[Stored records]
= = =

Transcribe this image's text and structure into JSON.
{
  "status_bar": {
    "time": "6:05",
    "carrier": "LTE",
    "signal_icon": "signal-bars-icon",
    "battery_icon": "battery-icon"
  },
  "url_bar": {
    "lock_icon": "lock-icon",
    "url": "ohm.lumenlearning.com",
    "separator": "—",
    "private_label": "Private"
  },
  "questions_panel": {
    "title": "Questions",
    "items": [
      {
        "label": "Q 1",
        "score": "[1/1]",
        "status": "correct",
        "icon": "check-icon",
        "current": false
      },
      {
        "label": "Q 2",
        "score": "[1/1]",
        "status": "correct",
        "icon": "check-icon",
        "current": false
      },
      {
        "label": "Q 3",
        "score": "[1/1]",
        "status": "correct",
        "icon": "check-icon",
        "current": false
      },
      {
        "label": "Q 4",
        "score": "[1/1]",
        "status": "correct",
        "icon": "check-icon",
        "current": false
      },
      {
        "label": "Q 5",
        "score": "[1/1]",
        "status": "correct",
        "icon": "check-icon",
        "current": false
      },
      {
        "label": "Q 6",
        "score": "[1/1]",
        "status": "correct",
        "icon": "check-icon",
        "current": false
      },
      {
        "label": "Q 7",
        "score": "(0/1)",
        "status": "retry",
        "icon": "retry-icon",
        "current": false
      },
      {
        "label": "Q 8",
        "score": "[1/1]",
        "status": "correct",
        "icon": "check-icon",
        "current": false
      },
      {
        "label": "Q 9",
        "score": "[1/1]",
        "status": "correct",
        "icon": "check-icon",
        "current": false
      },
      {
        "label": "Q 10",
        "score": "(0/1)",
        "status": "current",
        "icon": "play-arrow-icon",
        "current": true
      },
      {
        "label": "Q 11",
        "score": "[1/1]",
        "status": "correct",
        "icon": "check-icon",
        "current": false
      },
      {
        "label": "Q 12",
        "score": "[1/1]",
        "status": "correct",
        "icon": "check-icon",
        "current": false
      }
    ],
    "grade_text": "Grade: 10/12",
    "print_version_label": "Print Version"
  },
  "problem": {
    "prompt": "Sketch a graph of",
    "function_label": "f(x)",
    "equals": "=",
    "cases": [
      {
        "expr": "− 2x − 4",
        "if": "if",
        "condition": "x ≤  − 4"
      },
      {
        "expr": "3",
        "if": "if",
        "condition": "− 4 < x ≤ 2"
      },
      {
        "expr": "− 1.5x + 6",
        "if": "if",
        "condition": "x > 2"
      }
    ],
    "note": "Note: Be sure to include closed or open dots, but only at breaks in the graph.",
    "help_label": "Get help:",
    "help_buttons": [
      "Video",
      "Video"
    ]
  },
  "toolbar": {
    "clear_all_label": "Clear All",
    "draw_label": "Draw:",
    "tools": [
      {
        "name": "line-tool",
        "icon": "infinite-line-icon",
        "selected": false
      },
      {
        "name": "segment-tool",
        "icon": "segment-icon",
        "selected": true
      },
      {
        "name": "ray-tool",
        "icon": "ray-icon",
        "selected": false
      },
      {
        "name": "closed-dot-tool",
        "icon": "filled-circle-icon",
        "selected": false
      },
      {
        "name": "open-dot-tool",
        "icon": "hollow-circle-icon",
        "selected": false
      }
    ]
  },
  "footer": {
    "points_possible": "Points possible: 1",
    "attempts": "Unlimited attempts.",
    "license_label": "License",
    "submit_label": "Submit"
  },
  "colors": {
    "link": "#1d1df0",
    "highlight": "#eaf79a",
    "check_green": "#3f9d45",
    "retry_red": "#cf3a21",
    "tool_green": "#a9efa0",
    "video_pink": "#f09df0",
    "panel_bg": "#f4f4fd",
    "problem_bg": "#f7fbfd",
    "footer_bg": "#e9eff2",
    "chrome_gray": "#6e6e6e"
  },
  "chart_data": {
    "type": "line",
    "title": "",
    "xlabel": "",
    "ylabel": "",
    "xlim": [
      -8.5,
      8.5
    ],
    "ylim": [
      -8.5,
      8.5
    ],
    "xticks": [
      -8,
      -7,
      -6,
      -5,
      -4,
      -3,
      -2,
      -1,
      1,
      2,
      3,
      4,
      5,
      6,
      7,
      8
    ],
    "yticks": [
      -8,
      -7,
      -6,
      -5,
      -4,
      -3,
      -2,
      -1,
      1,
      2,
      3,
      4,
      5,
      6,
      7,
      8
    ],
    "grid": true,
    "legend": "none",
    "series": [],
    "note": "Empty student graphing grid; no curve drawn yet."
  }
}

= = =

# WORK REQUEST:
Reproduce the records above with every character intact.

# ANSWER BOX:
Transcribe this image's text and structure into JSON.
{
  "status_bar": {
    "time": "6:05",
    "carrier": "LTE",
    "signal_icon": "signal-bars-icon",
    "battery_icon": "battery-icon"
  },
  "url_bar": {
    "lock_icon": "lock-icon",
    "url": "ohm.lumenlearning.com",
    "separator": "—",
    "private_label": "Private"
  },
  "questions_panel": {
    "title": "Questions",
    "items": [
      {
        "label": "Q 1",
        "score": "[1/1]",
        "status": "correct",
        "icon": "check-icon",
        "current": false
      },
      {
        "label": "Q 2",
        "score": "[1/1]",
        "status": "correct",
        "icon": "check-icon",
        "current": false
      },
      {
        "label": "Q 3",
        "score": "[1/1]",
        "status": "correct",
        "icon": "check-icon",
        "current": false
      },
      {
        "label": "Q 4",
        "score": "[1/1]",
        "status": "correct",
        "icon": "check-icon",
        "current": false
      },
      {
        "label": "Q 5",
        "score": "[1/1]",
        "status": "correct",
        "icon": "check-icon",
        "current": false
      },
      {
        "label": "Q 6",
        "score": "[1/1]",
        "status": "correct",
        "icon": "check-icon",
        "current": false
      },
      {
        "label": "Q 7",
        "score": "(0/1)",
        "status": "retry",
        "icon": "retry-icon",
        "current": false
      },
      {
        "label": "Q 8",
        "score": "[1/1]",
        "status": "correct",
        "icon": "check-icon",
        "current": false
      },
      {
        "label": "Q 9",
        "score": "[1/1]",
        "status": "correct",
        "icon": "check-icon",
        "current": false
      },
      {
        "label": "Q 10",
        "score": "(0/1)",
        "status": "current",
        "icon": "play-arrow-icon",
        "current": true
      },
      {
        "label": "Q 11",
        "score": "[1/1]",
        "status": "correct",
        "icon": "check-icon",
        "current": false
      },
      {
        "label": "Q 12",
        "score": "[1/1]",
        "status": "correct",
        "icon": "check-icon",
        "current": false
      }
    ],
    "grade_text": "Grade: 10/12",
    "print_version_label": "Print Version"
  },
  "problem": {
    "prompt": "Sketch a graph of",
    "function_label": "f(x)",
    "equals": "=",
    "cases": [
      {
        "expr": "− 2x − 4",
        "if": "if",
        "condition": "x ≤  − 4"
      },
      {
        "expr": "3",
        "if": "if",
        "condition": "− 4 < x ≤ 2"
      },
      {
        "expr": "− 1.5x + 6",
        "if": "if",
        "condition": "x > 2"
      }
    ],
    "note": "Note: Be sure to include closed or open dots, but only at breaks in the graph.",
    "help_label": "Get help:",
    "help_buttons": [
      "Video",
      "Video"
    ]
  },
  "toolbar": {
    "clear_all_label": "Clear All",
    "draw_label": "Draw:",
    "tools": [
      {
        "name": "line-tool",
        "icon": "infinite-line-icon",
        "selected": false
      },
      {
        "name": "segment-tool",
        "icon": "segment-icon",
        "selected": true
      },
      {
        "name": "ray-tool",
        "icon": "ray-icon",
        "selected": false
      },
      {
        "name": "closed-dot-tool",
        "icon": "filled-circle-icon",
        "selected": false
      },
      {
        "name": "open-dot-tool",
        "icon": "hollow-circle-icon",
        "selected": false
      }
    ]
  },
  "footer": {
    "points_possible": "Points possible: 1",
    "attempts": "Unlimited attempts.",
    "license_label": "License",
    "submit_label": "Submit"
  },
  "colors": {
    "link": "#1d1df0",
    "highlight": "#eaf79a",
    "check_green": "#3f9d45",
    "retry_red": "#cf3a21",
    "tool_green": "#a9efa0",
    "video_pink": "#f09df0",
    "panel_bg": "#f4f4fd",
    "problem_bg": "#f7fbfd",
    "footer_bg": "#e9eff2",
    "chrome_gray": "#6e6e6e"
  },
  "chart_data": {
    "type": "line",
    "title": "",
    "xlabel": "",
    "ylabel": "",
    "xlim": [
      -8.5,
      8.5
    ],
    "ylim": [
      -8.5,
      8.5
    ],
    "xticks": [
      -8,
      -7,
      -6,
      -5,
      -4,
      -3,
      -2,
      -1,
      1,
      2,
      3,
      4,
      5,
      6,
      7,
      8
    ],
    "yticks": [
      -8,
      -7,
      -6,
      -5,
      -4,
      -3,
      -2,
      -1,
      1,
      2,
      3,
      4,
      5,
      6,
      7,
      8
    ],
    "grid": true,
    "legend": "none",
    "series": [],
    "note": "Empty student graphing grid; no curve drawn yet."
  }
}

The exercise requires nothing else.